At least three of President Donald Trump's political appointees owe the Internal Revenue Service (IRS) tens of thousands of dollars in back taxes, according to financial disclosures.

The debtors include Justin Clark, a deputy assistant to President Trump and the director of intergovernmental affairs, as well as a special assistant in the Department of Agriculture and an official working on community service across the country.

The debts were identified through a review of financial disclosures from Trump administration officials by the Center for Public Integrity, a nonprofit investigative journalism organization.

It is not unusual for White House officials to be appointed while owing taxes to the IRS; a Washington Post investigation found that 41 employees in the Executive Office of the President under former President Barack Obama owed a combined $831,000 in back taxes in 2010.

But legal experts have called for political appointees to be held to account on paying their dues. "The Trump administration is proving to be no different than any of the others," said Marcus Owens, a partner at U.S. law firm Loeb & Loeb and ex-director of the exempt organizations division of the IRS. "For senior executives, particularly, there should be some requirement that they should stay current on their taxes."

Read more: Trump's refusal to release his tax returns is threatening his tax reform plan

The president himself did not report any IRS debt in a financial disclosure he made in June.

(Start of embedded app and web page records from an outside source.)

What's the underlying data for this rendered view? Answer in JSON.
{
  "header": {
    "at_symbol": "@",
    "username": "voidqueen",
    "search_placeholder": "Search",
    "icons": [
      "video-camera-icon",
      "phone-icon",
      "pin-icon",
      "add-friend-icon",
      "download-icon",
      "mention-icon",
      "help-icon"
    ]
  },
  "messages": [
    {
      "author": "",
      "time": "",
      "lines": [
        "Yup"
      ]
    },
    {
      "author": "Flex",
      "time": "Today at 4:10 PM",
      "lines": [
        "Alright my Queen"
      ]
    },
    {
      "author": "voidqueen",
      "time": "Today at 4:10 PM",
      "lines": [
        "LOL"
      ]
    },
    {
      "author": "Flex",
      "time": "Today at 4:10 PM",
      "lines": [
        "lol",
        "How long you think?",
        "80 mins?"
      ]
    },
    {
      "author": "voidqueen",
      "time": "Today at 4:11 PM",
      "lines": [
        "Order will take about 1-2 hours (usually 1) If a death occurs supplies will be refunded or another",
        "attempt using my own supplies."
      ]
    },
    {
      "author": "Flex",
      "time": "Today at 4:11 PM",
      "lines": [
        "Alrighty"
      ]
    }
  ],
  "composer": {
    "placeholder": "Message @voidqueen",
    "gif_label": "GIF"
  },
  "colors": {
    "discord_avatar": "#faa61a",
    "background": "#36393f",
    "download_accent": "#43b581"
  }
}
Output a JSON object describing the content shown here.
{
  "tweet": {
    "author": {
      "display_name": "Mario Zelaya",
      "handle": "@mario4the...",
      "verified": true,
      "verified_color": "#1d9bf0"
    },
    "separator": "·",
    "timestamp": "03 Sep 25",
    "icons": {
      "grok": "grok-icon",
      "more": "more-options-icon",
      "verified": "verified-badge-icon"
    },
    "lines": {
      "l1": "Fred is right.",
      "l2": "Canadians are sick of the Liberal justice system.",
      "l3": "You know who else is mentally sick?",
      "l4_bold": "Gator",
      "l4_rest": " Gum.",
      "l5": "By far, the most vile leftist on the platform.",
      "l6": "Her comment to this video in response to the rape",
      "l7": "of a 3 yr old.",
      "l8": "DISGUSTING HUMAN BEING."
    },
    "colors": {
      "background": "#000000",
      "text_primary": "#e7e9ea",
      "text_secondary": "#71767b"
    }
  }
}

But Trump has persistently refused to release his personal tax returns, claiming he is the subject of an ongoing IRS audit.

Trump's refusal to release his tax returns bucks a trend of U.S. presidential candidates doing so since the 1960s. It provoked widespread protests in April, with thousands gathering in New York, Los Angeles and elsewhere to demand transparency from Trump.

Clark, whose office oversees liaison between the White House and state, county, local and tribal governments, owes up to $50,000 in back taxes. A financial disclosure filed by Clark does not suggest that he is on an IRS-approved payment plan to pay off his debts. Newsweek contacted the White House to request a comment from Clark but received no immediate reply. Clark earns a salary of $165,000 in his White House role, which is funded by taxpayers.

U.S. Republican presidential candidate Donald Trump speaks during a news conference to reveal his tax policy at Trump Tower in Manhattan on September 28, 2015. Shannon Stapleton/Reuters

Joe Alexander, a special assistant in the Department of Agriculture, and Deborah Cox-Roush, White House Liaison for the Corporation of National and Community Service, also reported owing up to $50,000 in back taxes, although their disclosures indicate that they are on payment plans.

Alexander is a GS-15 employee on the federal pay scale, meaning that he would expect to earn between $103,672 and $134,776. It is unclear how much Cox-Roush earns in her role.

Cox-Roush told the Center for Public Integrity that she expected to clear her federal debts by September and that the White House had not expressed any concern over her tax situation. "It's not been an issue, and I've done what the law allowed me to do," she said.

Newsweek contacted the Department of Agriculture for a comment from Alexander but received no immediate reply.

The investigation examined financial disclosures from more than 400 Trump administration officials, including almost 190 who admitted debts of some kind, such as student loans, mortgages, or credit card debt. Many posts within Trump's administration remain unfilled after more than six months in office.

A spokeswoman for the White House, Natalie Strom, told the Center for Public Integrity that owing the IRS money was "hardly a new practice."

The IRS advises people who owe taxes to set up payment plans as soon as possible to avoid interest and penalties.